It was nice to have an extra hour in bed on Sunday, but aren't the dark evenings miserable?
We started the week with a Police Authority Breakfast Seminar - actually, it was a Cup of Coffee and a Danish Pastry Seminar, as we are all on an economy drive these days. Our speaker today was a senior civil servant in the Home Office, Gareth Hills. Gareth is a director in the Home Office's Police and Crime Group and holds the position of Programme Director for the new National Crime Agency.
It is the government's decision to establish a National Crime Agency and that decision is of very great importance to us here in Kent. We are bordered by many and varied neighbours - not lease from Europe - bringing the activities of organised criminals relating to the most serious of crimes, such as terrorism, human trafficking and large scale drug importation. So clearly any new national structure better aimed at tackling serious and organised crime is to be welcomed.
At last Wednesday's Police Authority Committee we debated a number of crucial matters not least the important preparations for a Police & Crime Commissioner (PCC) who will be elected by the people of Kent in November 2012. Whilst PCCs will mean the end of Police Authorities across England and Wales, I am determined that the Kent Police Authority will do all that it can to lay the best possible foundations for the Commissioner, so that whoever is elected can be effective from day one of taking office.
One challenge already facing us is meeting the costs of election for the PCC. Whilst we anticipate some central government funding to cover running the election, this is unlikely to meet the full costs of the process as the PCC election will be a 'stand-alone' affair - in other words, not combined with other public elections such as those for local authorities where of course costs can be combined, and accordingly lowered.
In a time of severe financial constraints (the Kent force and indeed my authority are absorbing 20% cuts to our funding) funding the PCC election is something of a headache, but as always we will dig deep and respond positively.
November is a key month for both the force and Kent Police Authority as the Chief Constable is about to implement changes to the policing arrangements for Kent and Medway. These changes have been, in part, driven by the cuts agenda, but I am pleased to say the force, supported by my authority, have sought to use the inevitability of restructuring brought about by the financial climate, to actually seek to improve its policing services to communities. I am especially proud of our commitment with the force to strengthen neighbourhood policing. More details of these improvements will follow in the coming weeks and months so please check the force's website www.kent.police.uk regularly for more information.

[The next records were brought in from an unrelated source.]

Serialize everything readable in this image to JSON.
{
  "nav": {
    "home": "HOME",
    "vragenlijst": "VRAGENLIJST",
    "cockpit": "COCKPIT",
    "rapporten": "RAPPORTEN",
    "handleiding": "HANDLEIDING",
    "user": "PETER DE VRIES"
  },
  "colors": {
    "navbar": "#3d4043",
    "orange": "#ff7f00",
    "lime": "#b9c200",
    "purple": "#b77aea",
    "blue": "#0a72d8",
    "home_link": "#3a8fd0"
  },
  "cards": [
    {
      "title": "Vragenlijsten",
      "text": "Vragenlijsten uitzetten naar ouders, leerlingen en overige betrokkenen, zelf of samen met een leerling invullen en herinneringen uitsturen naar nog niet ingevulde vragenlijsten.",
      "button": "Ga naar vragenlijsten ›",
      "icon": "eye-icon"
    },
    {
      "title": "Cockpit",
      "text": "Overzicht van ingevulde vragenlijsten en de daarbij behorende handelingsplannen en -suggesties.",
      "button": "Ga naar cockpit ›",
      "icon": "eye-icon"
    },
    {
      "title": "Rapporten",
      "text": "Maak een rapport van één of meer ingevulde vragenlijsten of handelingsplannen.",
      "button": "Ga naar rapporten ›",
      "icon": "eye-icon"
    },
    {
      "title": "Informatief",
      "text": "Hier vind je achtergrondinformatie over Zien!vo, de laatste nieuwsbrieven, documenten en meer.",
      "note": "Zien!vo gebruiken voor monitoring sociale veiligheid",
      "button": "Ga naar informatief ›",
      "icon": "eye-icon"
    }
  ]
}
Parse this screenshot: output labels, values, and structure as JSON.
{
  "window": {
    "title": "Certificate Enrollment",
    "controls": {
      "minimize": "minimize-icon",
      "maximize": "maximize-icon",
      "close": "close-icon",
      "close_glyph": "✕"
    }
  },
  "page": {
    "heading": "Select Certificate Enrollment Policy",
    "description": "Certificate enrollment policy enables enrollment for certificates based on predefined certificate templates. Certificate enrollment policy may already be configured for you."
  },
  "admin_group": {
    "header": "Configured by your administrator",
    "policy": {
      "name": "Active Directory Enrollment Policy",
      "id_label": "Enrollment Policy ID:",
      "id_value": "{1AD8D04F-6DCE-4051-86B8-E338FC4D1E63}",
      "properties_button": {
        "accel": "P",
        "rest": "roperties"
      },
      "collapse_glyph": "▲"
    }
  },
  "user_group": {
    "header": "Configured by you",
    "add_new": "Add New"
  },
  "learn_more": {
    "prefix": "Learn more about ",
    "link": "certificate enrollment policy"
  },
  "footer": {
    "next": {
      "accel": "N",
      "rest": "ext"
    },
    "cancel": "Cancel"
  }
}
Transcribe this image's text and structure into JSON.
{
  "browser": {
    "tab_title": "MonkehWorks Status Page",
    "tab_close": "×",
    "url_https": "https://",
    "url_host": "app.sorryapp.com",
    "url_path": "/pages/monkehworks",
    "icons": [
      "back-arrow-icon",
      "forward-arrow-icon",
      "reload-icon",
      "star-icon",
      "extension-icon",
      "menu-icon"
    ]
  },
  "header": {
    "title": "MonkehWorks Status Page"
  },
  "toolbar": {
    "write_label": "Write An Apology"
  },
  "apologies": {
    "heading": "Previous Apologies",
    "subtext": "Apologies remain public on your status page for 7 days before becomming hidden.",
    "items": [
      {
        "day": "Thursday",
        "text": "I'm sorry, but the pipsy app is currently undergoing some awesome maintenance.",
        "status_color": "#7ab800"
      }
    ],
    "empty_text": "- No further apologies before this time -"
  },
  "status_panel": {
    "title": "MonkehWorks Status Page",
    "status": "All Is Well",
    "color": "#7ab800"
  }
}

Finally, I hope that you are continuing to enjoy the lovely autumn colours as much as I am. Our walk in the local nature reserve yesterday was quite spectacular, even if our dogs took themselves off for 15 minutes and kept us waiting to go home!